Ice cream molded into the shape of a strawberry makes a lovely accompaniment to slices of wedding cake or a sweet passed dessert on its own. We found these little gems at a specialty ice cream supplier -- easy to order, they are shipped in dry ice. Here's a tip for the caterer: A sprinkling of finely crushed nuts or cake crumbs on each plate will prevent the strawberry from sliding.
A pouch folded from colorful paper is a pretty alternative to a traditional basket -- add a ribbon handle and bow, and it's ready for the flower girl's important role. We used vellum, so any moisture on flower petals won't damage the basket. It's so easy, your young attendant might like to help you make it.
Your appetizer will feel right at home served in a seashell, at least if you're serving ceviche -- a dish made with marinated raw fish (we added pink grapefruit in this version). You'll feel secure knowing that these particular shells are oven- and food-safe.
White Irish scallop shells, Conch King.
Refresh your guests with layer after colorful layer of icy treats.

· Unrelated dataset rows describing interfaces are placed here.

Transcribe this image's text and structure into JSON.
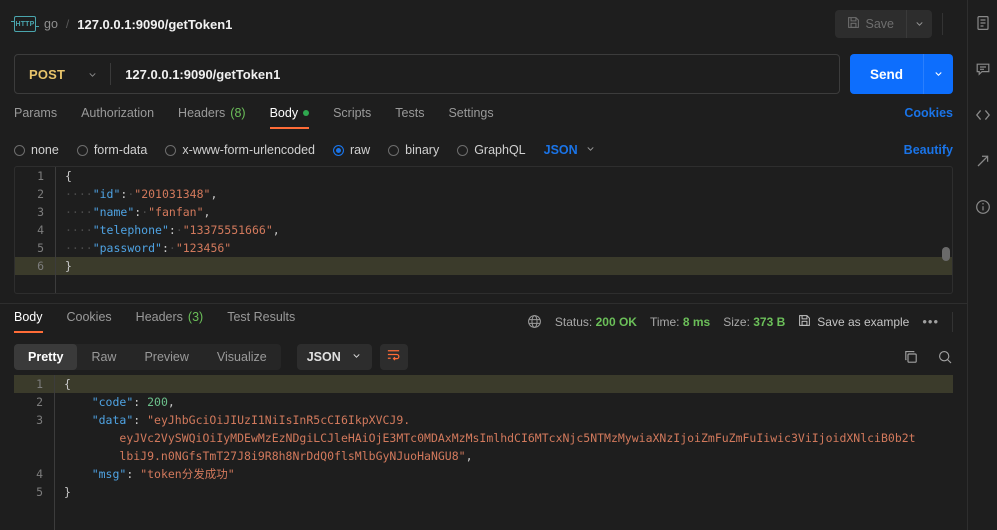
{
  "breadcrumb": {
    "protocol_badge": "HTTP",
    "collection": "go",
    "separator": "/",
    "request_name": "127.0.0.1:9090/getToken1"
  },
  "toolbar": {
    "save_label": "Save",
    "save_icon": "floppy-disk-icon",
    "save_dropdown_icon": "chevron-down-icon"
  },
  "request": {
    "method": "POST",
    "method_dropdown_icon": "chevron-down-icon",
    "url": "127.0.0.1:9090/getToken1",
    "send_label": "Send",
    "send_dropdown_icon": "chevron-down-icon"
  },
  "request_tabs": {
    "items": [
      {
        "label": "Params",
        "count": "",
        "active": false,
        "dot": false
      },
      {
        "label": "Authorization",
        "count": "",
        "active": false,
        "dot": false
      },
      {
        "label": "Headers",
        "count": "(8)",
        "active": false,
        "dot": false
      },
      {
        "label": "Body",
        "count": "",
        "active": true,
        "dot": true
      },
      {
        "label": "Scripts",
        "count": "",
        "active": false,
        "dot": false
      },
      {
        "label": "Tests",
        "count": "",
        "active": false,
        "dot": false
      },
      {
        "label": "Settings",
        "count": "",
        "active": false,
        "dot": false
      }
    ],
    "cookies_link": "Cookies"
  },
  "body_type": {
    "options": [
      {
        "label": "none",
        "selected": false
      },
      {
        "label": "form-data",
        "selected": false
      },
      {
        "label": "x-www-form-urlencoded",
        "selected": false
      },
      {
        "label": "raw",
        "selected": true
      },
      {
        "label": "binary",
        "selected": false
      },
      {
        "label": "GraphQL",
        "selected": false
      }
    ],
    "format": "JSON",
    "format_dropdown_icon": "chevron-down-icon",
    "beautify_label": "Beautify"
  },
  "request_body": {
    "lines": [
      {
        "no": "1",
        "highlight": false,
        "tokens": [
          {
            "t": "{",
            "c": "p"
          }
        ]
      },
      {
        "no": "2",
        "highlight": false,
        "tokens": [
          {
            "t": "····",
            "c": "ws"
          },
          {
            "t": "\"id\"",
            "c": "k"
          },
          {
            "t": ":",
            "c": "p"
          },
          {
            "t": "·",
            "c": "ws"
          },
          {
            "t": "\"201031348\"",
            "c": "s"
          },
          {
            "t": ",",
            "c": "p"
          }
        ]
      },
      {
        "no": "3",
        "highlight": false,
        "tokens": [
          {
            "t": "····",
            "c": "ws"
          },
          {
            "t": "\"name\"",
            "c": "k"
          },
          {
            "t": ":",
            "c": "p"
          },
          {
            "t": "·",
            "c": "ws"
          },
          {
            "t": "\"fanfan\"",
            "c": "s"
          },
          {
            "t": ",",
            "c": "p"
          }
        ]
      },
      {
        "no": "4",
        "highlight": false,
        "tokens": [
          {
            "t": "····",
            "c": "ws"
          },
          {
            "t": "\"telephone\"",
            "c": "k"
          },
          {
            "t": ":",
            "c": "p"
          },
          {
            "t": "·",
            "c": "ws"
          },
          {
            "t": "\"13375551666\"",
            "c": "s"
          },
          {
            "t": ",",
            "c": "p"
          }
        ]
      },
      {
        "no": "5",
        "highlight": false,
        "tokens": [
          {
            "t": "····",
            "c": "ws"
          },
          {
            "t": "\"password\"",
            "c": "k"
          },
          {
            "t": ":",
            "c": "p"
          },
          {
            "t": "·",
            "c": "ws"
          },
          {
            "t": "\"123456\"",
            "c": "s"
          }
        ]
      },
      {
        "no": "6",
        "highlight": true,
        "tokens": [
          {
            "t": "}",
            "c": "p"
          }
        ]
      }
    ]
  },
  "response_tabs": {
    "items": [
      {
        "label": "Body",
        "count": "",
        "active": true
      },
      {
        "label": "Cookies",
        "count": "",
        "active": false
      },
      {
        "label": "Headers",
        "count": "(3)",
        "active": false
      },
      {
        "label": "Test Results",
        "count": "",
        "active": false
      }
    ]
  },
  "response_meta": {
    "globe_icon": "globe-icon",
    "status_label": "Status:",
    "status_value": "200 OK",
    "time_label": "Time:",
    "time_value": "8 ms",
    "size_label": "Size:",
    "size_value": "373 B",
    "save_example_label": "Save as example",
    "save_example_icon": "floppy-disk-icon",
    "more_icon": "ellipsis-icon"
  },
  "response_view": {
    "segments": [
      {
        "label": "Pretty",
        "active": true
      },
      {
        "label": "Raw",
        "active": false
      },
      {
        "label": "Preview",
        "active": false
      },
      {
        "label": "Visualize",
        "active": false
      }
    ],
    "format": "JSON",
    "format_dropdown_icon": "chevron-down-icon",
    "wrap_icon": "word-wrap-icon",
    "copy_icon": "copy-icon",
    "search_icon": "search-icon"
  },
  "response_body": {
    "lines": [
      {
        "no": "1",
        "highlight": true,
        "tokens": [
          {
            "t": "{",
            "c": "p"
          }
        ]
      },
      {
        "no": "2",
        "highlight": false,
        "tokens": [
          {
            "t": "    ",
            "c": "ws"
          },
          {
            "t": "\"code\"",
            "c": "k"
          },
          {
            "t": ": ",
            "c": "p"
          },
          {
            "t": "200",
            "c": "n"
          },
          {
            "t": ",",
            "c": "p"
          }
        ]
      },
      {
        "no": "3",
        "highlight": false,
        "tokens": [
          {
            "t": "    ",
            "c": "ws"
          },
          {
            "t": "\"data\"",
            "c": "k"
          },
          {
            "t": ": ",
            "c": "p"
          },
          {
            "t": "\"eyJhbGciOiJIUzI1NiIsInR5cCI6IkpXVCJ9.",
            "c": "s"
          }
        ]
      },
      {
        "no": "",
        "highlight": false,
        "tokens": [
          {
            "t": "        ",
            "c": "ws"
          },
          {
            "t": "eyJVc2VySWQiOiIyMDEwMzEzNDgiLCJleHAiOjE3MTc0MDAxMzMsImlhdCI6MTcxNjc5NTMzMywiaXNzIjoiZmFuZmFuIiwic3ViIjoidXNlciB0b2t",
            "c": "s"
          }
        ]
      },
      {
        "no": "",
        "highlight": false,
        "tokens": [
          {
            "t": "        ",
            "c": "ws"
          },
          {
            "t": "lbiJ9.n0NGfsTmT27J8i9R8h8NrDdQ0flsMlbGyNJuoHaNGU8\"",
            "c": "s"
          },
          {
            "t": ",",
            "c": "p"
          }
        ]
      },
      {
        "no": "4",
        "highlight": false,
        "tokens": [
          {
            "t": "    ",
            "c": "ws"
          },
          {
            "t": "\"msg\"",
            "c": "k"
          },
          {
            "t": ": ",
            "c": "p"
          },
          {
            "t": "\"token分发成功\"",
            "c": "s"
          }
        ]
      },
      {
        "no": "5",
        "highlight": false,
        "tokens": [
          {
            "t": "}",
            "c": "p"
          }
        ]
      }
    ]
  },
  "right_rail": {
    "icons": [
      {
        "name": "documentation-icon"
      },
      {
        "name": "comment-icon"
      },
      {
        "name": "code-snippet-icon"
      },
      {
        "name": "share-icon"
      },
      {
        "name": "info-icon"
      }
    ]
  }
}
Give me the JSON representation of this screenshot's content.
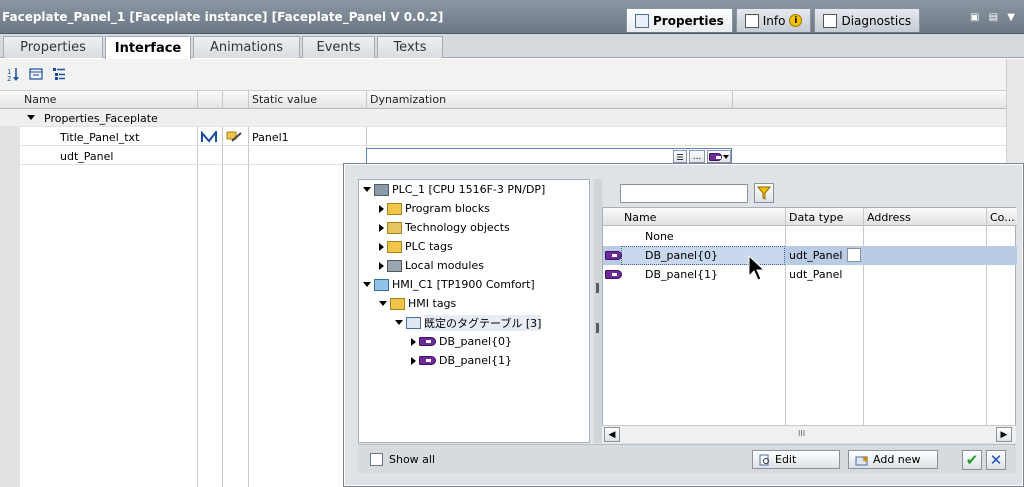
{
  "window": {
    "title": "Faceplate_Panel_1 [Faceplate instance] [Faceplate_Panel V 0.0.2]",
    "inspector_tabs": [
      {
        "label": "Properties",
        "icon": "properties-icon",
        "active": true
      },
      {
        "label": "Info",
        "icon": "info-icon",
        "active": false
      },
      {
        "label": "Diagnostics",
        "icon": "diagnostics-icon",
        "active": false
      }
    ],
    "info_badge": "i"
  },
  "tabs": [
    {
      "label": "Properties",
      "active": false
    },
    {
      "label": "Interface",
      "active": true
    },
    {
      "label": "Animations",
      "active": false
    },
    {
      "label": "Events",
      "active": false
    },
    {
      "label": "Texts",
      "active": false
    }
  ],
  "toolbar": {
    "icons": [
      "sort-icon",
      "collapse-icon",
      "expand-list-icon"
    ]
  },
  "grid": {
    "columns": {
      "name": "Name",
      "static_value": "Static value",
      "dynamization": "Dynamization"
    },
    "rows": [
      {
        "name": "Properties_Faceplate",
        "static_value": "",
        "group": true
      },
      {
        "name": "Title_Panel_txt",
        "static_value": "Panel1",
        "group": false
      },
      {
        "name": "udt_Panel",
        "static_value": "",
        "group": false
      }
    ],
    "dyn_more": "..."
  },
  "popup": {
    "tree": [
      {
        "label": "PLC_1 [CPU 1516F-3 PN/DP]",
        "level": 0,
        "expanded": true,
        "icon": "plc-icon"
      },
      {
        "label": "Program blocks",
        "level": 1,
        "expanded": false,
        "icon": "folder-icon"
      },
      {
        "label": "Technology objects",
        "level": 1,
        "expanded": false,
        "icon": "technology-icon"
      },
      {
        "label": "PLC tags",
        "level": 1,
        "expanded": false,
        "icon": "folder-icon"
      },
      {
        "label": "Local modules",
        "level": 1,
        "expanded": false,
        "icon": "modules-icon"
      },
      {
        "label": "HMI_C1 [TP1900 Comfort]",
        "level": 0,
        "expanded": true,
        "icon": "hmi-icon"
      },
      {
        "label": "HMI tags",
        "level": 1,
        "expanded": true,
        "icon": "folder-icon"
      },
      {
        "label": "既定のタグテーブル [3]",
        "level": 2,
        "expanded": true,
        "icon": "tag-table-icon"
      },
      {
        "label": "DB_panel{0}",
        "level": 3,
        "expanded": false,
        "icon": "tag-icon"
      },
      {
        "label": "DB_panel{1}",
        "level": 3,
        "expanded": false,
        "icon": "tag-icon"
      }
    ],
    "filter_value": "",
    "list_columns": {
      "name": "Name",
      "data_type": "Data type",
      "address": "Address",
      "comment": "Co..."
    },
    "list_rows": [
      {
        "name": "None",
        "data_type": "",
        "selected": false,
        "icon": false
      },
      {
        "name": "DB_panel{0}",
        "data_type": "udt_Panel",
        "selected": true,
        "icon": true
      },
      {
        "name": "DB_panel{1}",
        "data_type": "udt_Panel",
        "selected": false,
        "icon": true
      }
    ],
    "scroll_middle": "III",
    "show_all_label": "Show all",
    "edit_label": "Edit",
    "add_new_label": "Add new",
    "ok_glyph": "✔",
    "cancel_glyph": "✕"
  }
}
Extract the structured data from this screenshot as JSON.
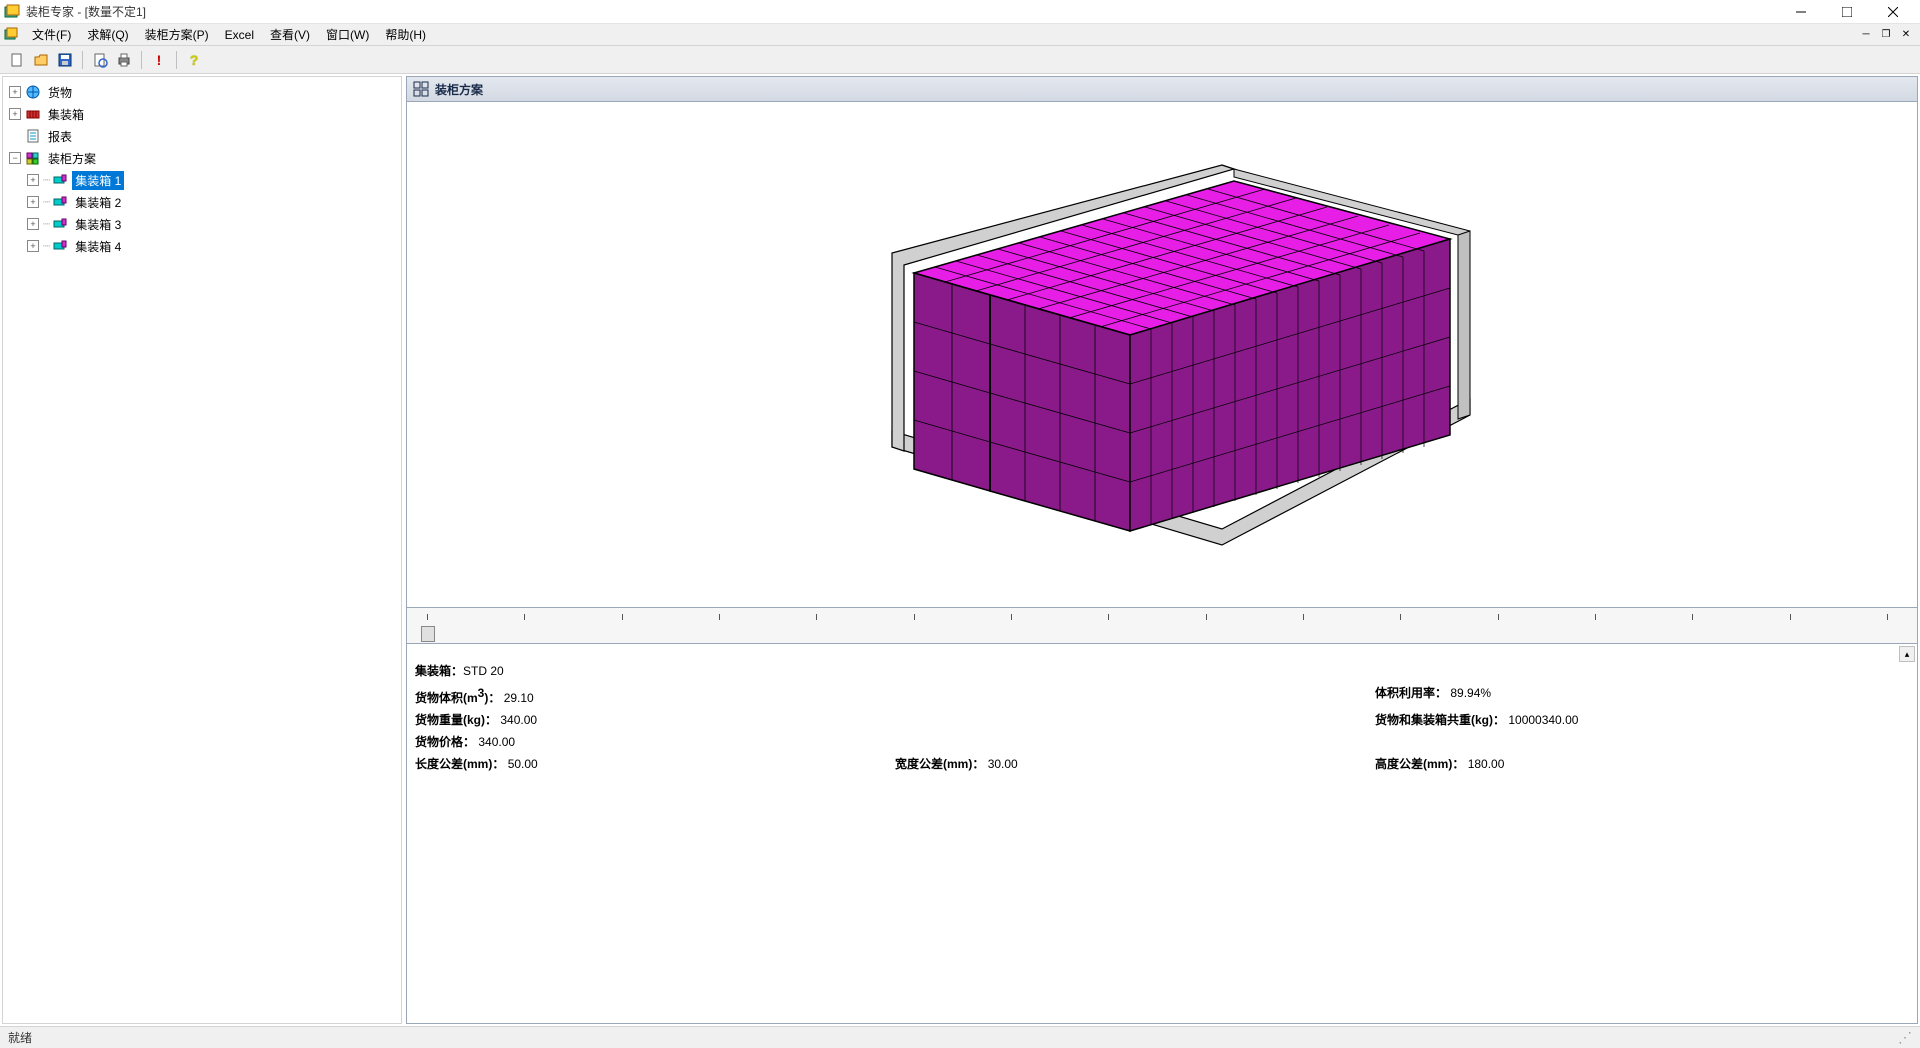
{
  "window": {
    "title": "装柜专家 - [数量不定1]"
  },
  "menu": {
    "file": "文件(F)",
    "solve": "求解(Q)",
    "plan": "装柜方案(P)",
    "excel": "Excel",
    "view": "查看(V)",
    "window": "窗口(W)",
    "help": "帮助(H)"
  },
  "tree": {
    "n1": "货物",
    "n2": "集装箱",
    "n3": "报表",
    "n4": "装柜方案",
    "n4_1": "集装箱 1",
    "n4_2": "集装箱 2",
    "n4_3": "集装箱 3",
    "n4_4": "集装箱 4"
  },
  "panel": {
    "title": "装柜方案"
  },
  "info": {
    "container_label": "集装箱：",
    "container_value": "STD 20",
    "volume_label": "货物体积(m",
    "volume_sup": "3",
    "volume_label2": ")：",
    "volume_value": "29.10",
    "util_label": "体积利用率：",
    "util_value": "89.94%",
    "weight_label": "货物重量(kg)：",
    "weight_value": "340.00",
    "total_weight_label": "货物和集装箱共重(kg)：",
    "total_weight_value": "10000340.00",
    "price_label": "货物价格：",
    "price_value": "340.00",
    "len_tol_label": "长度公差(mm)：",
    "len_tol_value": "50.00",
    "wid_tol_label": "宽度公差(mm)：",
    "wid_tol_value": "30.00",
    "hgt_tol_label": "高度公差(mm)：",
    "hgt_tol_value": "180.00"
  },
  "status": {
    "ready": "就绪"
  }
}
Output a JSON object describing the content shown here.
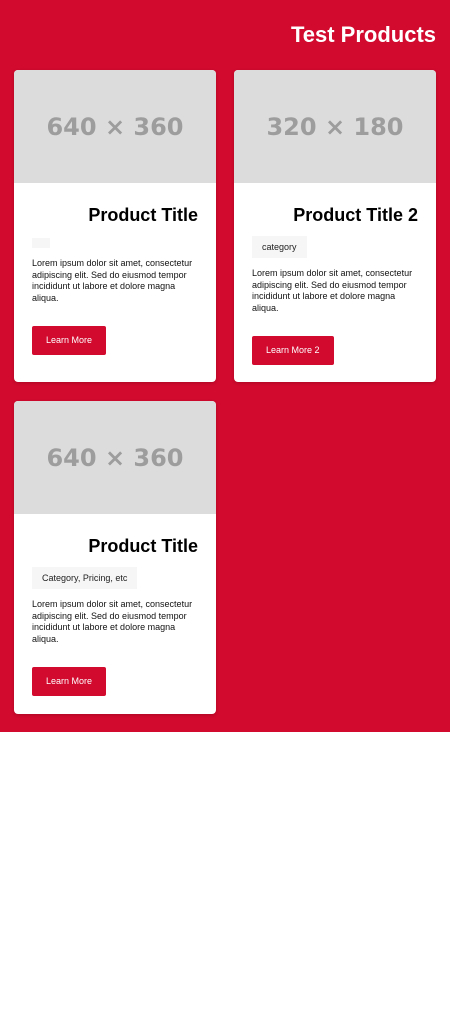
{
  "section": {
    "title": "Test Products",
    "background": "#d10a2e"
  },
  "products": [
    {
      "image_placeholder": "640 × 360",
      "title": "Product Title",
      "tag": "",
      "description": "Lorem ipsum dolor sit amet, consectetur adipiscing elit. Sed do eiusmod tempor incididunt ut labore et dolore magna aliqua.",
      "button_label": "Learn More"
    },
    {
      "image_placeholder": "320 × 180",
      "title": "Product Title 2",
      "tag": "category",
      "description": "Lorem ipsum dolor sit amet, consectetur adipiscing elit. Sed do eiusmod tempor incididunt ut labore et dolore magna aliqua.",
      "button_label": "Learn More 2"
    },
    {
      "image_placeholder": "640 × 360",
      "title": "Product Title",
      "tag": "Category, Pricing, etc",
      "description": "Lorem ipsum dolor sit amet, consectetur adipiscing elit. Sed do eiusmod tempor incididunt ut labore et dolore magna aliqua.",
      "button_label": "Learn More"
    }
  ]
}
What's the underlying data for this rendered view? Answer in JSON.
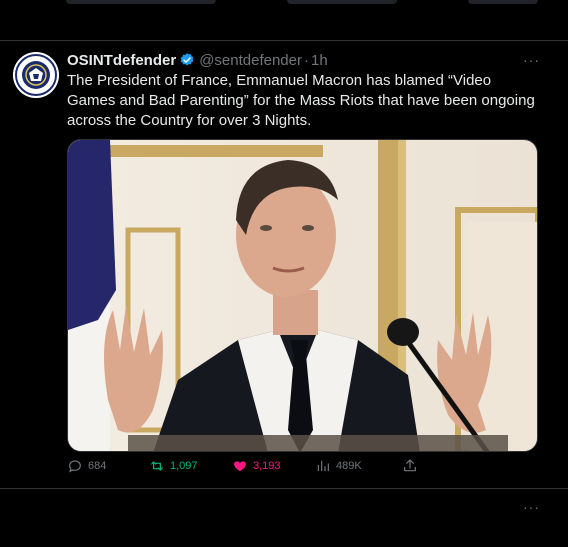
{
  "tweet": {
    "author_name": "OSINTdefender",
    "handle": "@sentdefender",
    "dot": "·",
    "time": "1h",
    "more": "···",
    "text": "The President of France, Emmanuel Macron has blamed “Video Games and Bad Parenting” for the Mass Riots that have been ongoing across the Country for over 3 Nights.",
    "actions": {
      "replies": "684",
      "retweets": "1,097",
      "likes": "3,193",
      "views": "489K"
    }
  },
  "next_tweet": {
    "more": "···"
  },
  "colors": {
    "background": "#000000",
    "text": "#e7e9ea",
    "muted": "#71767b",
    "verified": "#1d9bf0",
    "retweet_active": "#00ba7c",
    "like_active": "#f91880",
    "divider": "#2f3336"
  },
  "icons": [
    "verified-badge-icon",
    "reply-icon",
    "retweet-icon",
    "heart-icon",
    "views-icon",
    "share-icon"
  ]
}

Creating this stacked confection is simpler than making a sundae -- just spoon the slightly softened ice cream into a loaf pan (line the pan with plastic wrap first, and freeze one layer before adding the next). Our stripes, from top, are cantaloupe sorbet, peach frozen yogurt, strawberry ice cream, and raspberry sorbet.
Grouped serenely on a bed of sugar-soft sand, sea urchins prop up skinny candles that light the way for guests at an evening beach wedding. To secure the tapers inside the urchins, use a small drop of wax. Then nestle them into a mound of sand.
For the discerning flower girl who walks to a fresh beat, a basket simply will not do, thank you very much. In contrast, this pretty pinafore possesses the virtue of being both distinctive and basically free -- it can be constructed from table linens you already own, like an old-but-lovely fabric place mat or, in our example, a charming table runner. To add a touch of sentiment, use antique family linens (ask Grandma to let you have a peek at her treasure trove) and pass the pinafore down to generations to come.
Outdoor weddings are especially beautiful, but they can also be uncomfortably steamy. To keep your guests from overheating, pass out handmade fans -- trust us, they'll be grateful. Ours features a floral motif on one side and a quote from Shakespeare's "Romeo and Juliet" on the other: "My bounty is as boundless as the sea, my love as deep."
Download the template (have a calligrapher add a monogram), then print onto medium-weight paper and cut out. Sandwich a wooden ice-cream spoon between the two sides, and secure with glue.
Salt and seashells are a match made in the ocean. To make this pretty dish, press the shell edges into a gold stamp pad, and then fill the shell with sea salt. Here, we used black-lip oyster shells; you should clean them, of course, before using.
Polished black-lip oyster, Conch King.
Planning a summer soiree around July 4? Consider this patriotic palette. In this display, winged insects are attached to wire so they can easily be added to floral arrangements, plants, and party decorations. Because they're so delicate, it will look as though they're fluttering about, no matter where you put them.
This escort-card display is clever and inexpensive. To create it, purchase a miniature cork-topped vial for every guest (steer clear of tapered necks, since they make note-removal difficult).
Write the name on one side of a 2-by-3-inch piece of paper and the table number on the other. Roll up the paper and slide it into a bottle with the name facing outward, and cork it. Then fill a shallow glass dish with sand, and arrange the bottles so that the writing is visible.
Specialty Bottle glass vial VC4C. Jamali Floral & Garden Supplies low glass cylinder KF801100.